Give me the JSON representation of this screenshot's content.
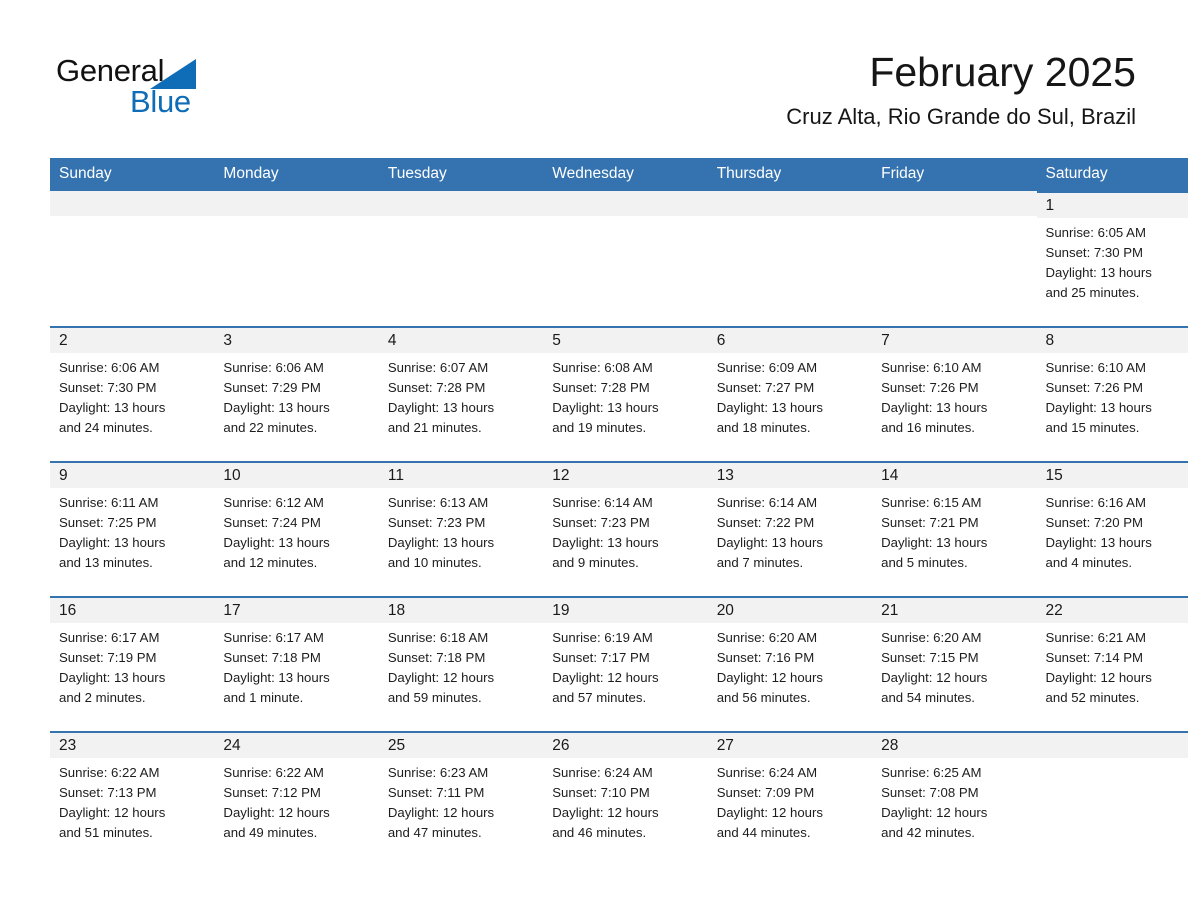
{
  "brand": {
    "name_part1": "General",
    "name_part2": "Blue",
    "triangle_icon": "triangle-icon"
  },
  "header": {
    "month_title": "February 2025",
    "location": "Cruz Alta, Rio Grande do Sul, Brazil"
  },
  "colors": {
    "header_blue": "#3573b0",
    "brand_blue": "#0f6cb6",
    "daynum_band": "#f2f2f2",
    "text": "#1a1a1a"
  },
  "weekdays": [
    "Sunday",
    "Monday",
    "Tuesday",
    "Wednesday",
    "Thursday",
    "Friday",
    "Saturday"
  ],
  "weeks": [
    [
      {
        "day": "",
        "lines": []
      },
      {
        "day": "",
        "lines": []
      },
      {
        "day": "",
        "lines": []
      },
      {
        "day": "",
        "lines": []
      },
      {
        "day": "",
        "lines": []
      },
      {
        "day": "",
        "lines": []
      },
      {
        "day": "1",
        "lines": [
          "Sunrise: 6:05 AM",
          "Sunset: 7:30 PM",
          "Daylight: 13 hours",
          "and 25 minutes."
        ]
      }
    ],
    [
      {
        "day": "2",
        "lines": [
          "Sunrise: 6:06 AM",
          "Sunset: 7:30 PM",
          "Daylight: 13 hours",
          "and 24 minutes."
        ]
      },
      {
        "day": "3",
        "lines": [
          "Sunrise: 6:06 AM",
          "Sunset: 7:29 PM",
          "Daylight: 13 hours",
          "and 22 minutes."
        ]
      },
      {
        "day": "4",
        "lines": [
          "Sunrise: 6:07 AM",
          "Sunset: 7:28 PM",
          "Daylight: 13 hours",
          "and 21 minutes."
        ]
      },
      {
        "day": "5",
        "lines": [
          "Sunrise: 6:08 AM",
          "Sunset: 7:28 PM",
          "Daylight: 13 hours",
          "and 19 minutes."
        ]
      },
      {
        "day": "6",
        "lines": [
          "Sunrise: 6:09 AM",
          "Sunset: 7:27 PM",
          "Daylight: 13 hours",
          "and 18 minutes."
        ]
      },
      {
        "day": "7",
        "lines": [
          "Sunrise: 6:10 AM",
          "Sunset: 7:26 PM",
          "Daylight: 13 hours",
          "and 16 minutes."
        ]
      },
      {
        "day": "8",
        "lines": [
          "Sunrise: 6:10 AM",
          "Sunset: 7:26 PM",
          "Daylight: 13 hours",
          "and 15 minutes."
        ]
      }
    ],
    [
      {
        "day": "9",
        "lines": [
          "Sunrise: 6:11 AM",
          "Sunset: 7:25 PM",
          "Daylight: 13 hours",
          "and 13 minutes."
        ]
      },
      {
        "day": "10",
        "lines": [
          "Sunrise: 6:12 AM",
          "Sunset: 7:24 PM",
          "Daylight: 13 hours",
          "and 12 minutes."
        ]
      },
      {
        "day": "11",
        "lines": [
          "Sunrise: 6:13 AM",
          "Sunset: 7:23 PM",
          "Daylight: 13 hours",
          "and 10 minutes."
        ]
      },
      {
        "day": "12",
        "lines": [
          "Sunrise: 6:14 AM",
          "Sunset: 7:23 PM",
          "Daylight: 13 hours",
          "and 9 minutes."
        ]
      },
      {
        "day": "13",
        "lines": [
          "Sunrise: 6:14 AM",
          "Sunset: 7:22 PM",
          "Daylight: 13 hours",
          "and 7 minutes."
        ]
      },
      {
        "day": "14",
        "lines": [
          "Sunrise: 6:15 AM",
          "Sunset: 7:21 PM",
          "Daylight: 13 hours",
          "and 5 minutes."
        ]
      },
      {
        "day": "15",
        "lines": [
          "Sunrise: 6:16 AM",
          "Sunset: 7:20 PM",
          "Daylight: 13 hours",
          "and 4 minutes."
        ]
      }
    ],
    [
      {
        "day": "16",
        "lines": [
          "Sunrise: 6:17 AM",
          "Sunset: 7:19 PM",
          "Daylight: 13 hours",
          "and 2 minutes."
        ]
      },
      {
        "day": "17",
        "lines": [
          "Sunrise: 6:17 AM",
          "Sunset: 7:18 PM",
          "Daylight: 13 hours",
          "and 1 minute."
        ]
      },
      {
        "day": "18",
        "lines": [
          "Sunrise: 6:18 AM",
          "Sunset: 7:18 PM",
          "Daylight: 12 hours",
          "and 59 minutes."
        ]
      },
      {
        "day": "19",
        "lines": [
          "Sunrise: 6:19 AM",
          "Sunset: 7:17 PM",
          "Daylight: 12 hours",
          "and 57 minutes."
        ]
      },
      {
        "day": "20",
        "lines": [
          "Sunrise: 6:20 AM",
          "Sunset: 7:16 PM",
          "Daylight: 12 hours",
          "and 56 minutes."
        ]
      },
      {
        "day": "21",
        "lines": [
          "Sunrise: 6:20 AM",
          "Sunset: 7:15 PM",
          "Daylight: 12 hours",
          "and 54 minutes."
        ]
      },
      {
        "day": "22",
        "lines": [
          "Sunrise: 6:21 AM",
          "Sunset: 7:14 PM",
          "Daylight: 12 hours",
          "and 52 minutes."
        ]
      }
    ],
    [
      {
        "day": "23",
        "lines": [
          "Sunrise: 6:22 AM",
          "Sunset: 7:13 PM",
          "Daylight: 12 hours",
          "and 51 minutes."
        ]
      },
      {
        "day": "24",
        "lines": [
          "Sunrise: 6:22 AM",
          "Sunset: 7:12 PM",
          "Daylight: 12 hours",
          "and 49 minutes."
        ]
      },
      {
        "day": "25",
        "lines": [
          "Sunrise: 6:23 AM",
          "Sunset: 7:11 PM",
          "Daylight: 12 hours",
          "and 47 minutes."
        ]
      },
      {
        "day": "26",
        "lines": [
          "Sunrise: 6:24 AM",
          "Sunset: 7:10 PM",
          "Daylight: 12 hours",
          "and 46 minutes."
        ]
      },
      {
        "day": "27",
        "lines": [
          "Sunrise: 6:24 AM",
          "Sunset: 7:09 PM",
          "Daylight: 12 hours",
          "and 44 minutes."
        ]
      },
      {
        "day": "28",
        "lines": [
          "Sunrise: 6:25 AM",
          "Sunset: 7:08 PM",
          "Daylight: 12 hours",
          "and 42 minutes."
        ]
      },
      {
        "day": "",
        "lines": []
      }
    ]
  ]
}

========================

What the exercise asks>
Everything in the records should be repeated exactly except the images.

Response to the exercise>
Give me the JSON representation of this screenshot's content.
{
  "brand": {
    "name_part1": "General",
    "name_part2": "Blue",
    "triangle_icon": "triangle-icon"
  },
  "header": {
    "month_title": "February 2025",
    "location": "Cruz Alta, Rio Grande do Sul, Brazil"
  },
  "colors": {
    "header_blue": "#3573b0",
    "brand_blue": "#0f6cb6",
    "daynum_band": "#f2f2f2",
    "text": "#1a1a1a"
  },
  "weekdays": [
    "Sunday",
    "Monday",
    "Tuesday",
    "Wednesday",
    "Thursday",
    "Friday",
    "Saturday"
  ],
  "weeks": [
    [
      {
        "day": "",
        "lines": []
      },
      {
        "day": "",
        "lines": []
      },
      {
        "day": "",
        "lines": []
      },
      {
        "day": "",
        "lines": []
      },
      {
        "day": "",
        "lines": []
      },
      {
        "day": "",
        "lines": []
      },
      {
        "day": "1",
        "lines": [
          "Sunrise: 6:05 AM",
          "Sunset: 7:30 PM",
          "Daylight: 13 hours",
          "and 25 minutes."
        ]
      }
    ],
    [
      {
        "day": "2",
        "lines": [
          "Sunrise: 6:06 AM",
          "Sunset: 7:30 PM",
          "Daylight: 13 hours",
          "and 24 minutes."
        ]
      },
      {
        "day": "3",
        "lines": [
          "Sunrise: 6:06 AM",
          "Sunset: 7:29 PM",
          "Daylight: 13 hours",
          "and 22 minutes."
        ]
      },
      {
        "day": "4",
        "lines": [
          "Sunrise: 6:07 AM",
          "Sunset: 7:28 PM",
          "Daylight: 13 hours",
          "and 21 minutes."
        ]
      },
      {
        "day": "5",
        "lines": [
          "Sunrise: 6:08 AM",
          "Sunset: 7:28 PM",
          "Daylight: 13 hours",
          "and 19 minutes."
        ]
      },
      {
        "day": "6",
        "lines": [
          "Sunrise: 6:09 AM",
          "Sunset: 7:27 PM",
          "Daylight: 13 hours",
          "and 18 minutes."
        ]
      },
      {
        "day": "7",
        "lines": [
          "Sunrise: 6:10 AM",
          "Sunset: 7:26 PM",
          "Daylight: 13 hours",
          "and 16 minutes."
        ]
      },
      {
        "day": "8",
        "lines": [
          "Sunrise: 6:10 AM",
          "Sunset: 7:26 PM",
          "Daylight: 13 hours",
          "and 15 minutes."
        ]
      }
    ],
    [
      {
        "day": "9",
        "lines": [
          "Sunrise: 6:11 AM",
          "Sunset: 7:25 PM",
          "Daylight: 13 hours",
          "and 13 minutes."
        ]
      },
      {
        "day": "10",
        "lines": [
          "Sunrise: 6:12 AM",
          "Sunset: 7:24 PM",
          "Daylight: 13 hours",
          "and 12 minutes."
        ]
      },
      {
        "day": "11",
        "lines": [
          "Sunrise: 6:13 AM",
          "Sunset: 7:23 PM",
          "Daylight: 13 hours",
          "and 10 minutes."
        ]
      },
      {
        "day": "12",
        "lines": [
          "Sunrise: 6:14 AM",
          "Sunset: 7:23 PM",
          "Daylight: 13 hours",
          "and 9 minutes."
        ]
      },
      {
        "day": "13",
        "lines": [
          "Sunrise: 6:14 AM",
          "Sunset: 7:22 PM",
          "Daylight: 13 hours",
          "and 7 minutes."
        ]
      },
      {
        "day": "14",
        "lines": [
          "Sunrise: 6:15 AM",
          "Sunset: 7:21 PM",
          "Daylight: 13 hours",
          "and 5 minutes."
        ]
      },
      {
        "day": "15",
        "lines": [
          "Sunrise: 6:16 AM",
          "Sunset: 7:20 PM",
          "Daylight: 13 hours",
          "and 4 minutes."
        ]
      }
    ],
    [
      {
        "day": "16",
        "lines": [
          "Sunrise: 6:17 AM",
          "Sunset: 7:19 PM",
          "Daylight: 13 hours",
          "and 2 minutes."
        ]
      },
      {
        "day": "17",
        "lines": [
          "Sunrise: 6:17 AM",
          "Sunset: 7:18 PM",
          "Daylight: 13 hours",
          "and 1 minute."
        ]
      },
      {
        "day": "18",
        "lines": [
          "Sunrise: 6:18 AM",
          "Sunset: 7:18 PM",
          "Daylight: 12 hours",
          "and 59 minutes."
        ]
      },
      {
        "day": "19",
        "lines": [
          "Sunrise: 6:19 AM",
          "Sunset: 7:17 PM",
          "Daylight: 12 hours",
          "and 57 minutes."
        ]
      },
      {
        "day": "20",
        "lines": [
          "Sunrise: 6:20 AM",
          "Sunset: 7:16 PM",
          "Daylight: 12 hours",
          "and 56 minutes."
        ]
      },
      {
        "day": "21",
        "lines": [
          "Sunrise: 6:20 AM",
          "Sunset: 7:15 PM",
          "Daylight: 12 hours",
          "and 54 minutes."
        ]
      },
      {
        "day": "22",
        "lines": [
          "Sunrise: 6:21 AM",
          "Sunset: 7:14 PM",
          "Daylight: 12 hours",
          "and 52 minutes."
        ]
      }
    ],
    [
      {
        "day": "23",
        "lines": [
          "Sunrise: 6:22 AM",
          "Sunset: 7:13 PM",
          "Daylight: 12 hours",
          "and 51 minutes."
        ]
      },
      {
        "day": "24",
        "lines": [
          "Sunrise: 6:22 AM",
          "Sunset: 7:12 PM",
          "Daylight: 12 hours",
          "and 49 minutes."
        ]
      },
      {
        "day": "25",
        "lines": [
          "Sunrise: 6:23 AM",
          "Sunset: 7:11 PM",
          "Daylight: 12 hours",
          "and 47 minutes."
        ]
      },
      {
        "day": "26",
        "lines": [
          "Sunrise: 6:24 AM",
          "Sunset: 7:10 PM",
          "Daylight: 12 hours",
          "and 46 minutes."
        ]
      },
      {
        "day": "27",
        "lines": [
          "Sunrise: 6:24 AM",
          "Sunset: 7:09 PM",
          "Daylight: 12 hours",
          "and 44 minutes."
        ]
      },
      {
        "day": "28",
        "lines": [
          "Sunrise: 6:25 AM",
          "Sunset: 7:08 PM",
          "Daylight: 12 hours",
          "and 42 minutes."
        ]
      },
      {
        "day": "",
        "lines": []
      }
    ]
  ]
}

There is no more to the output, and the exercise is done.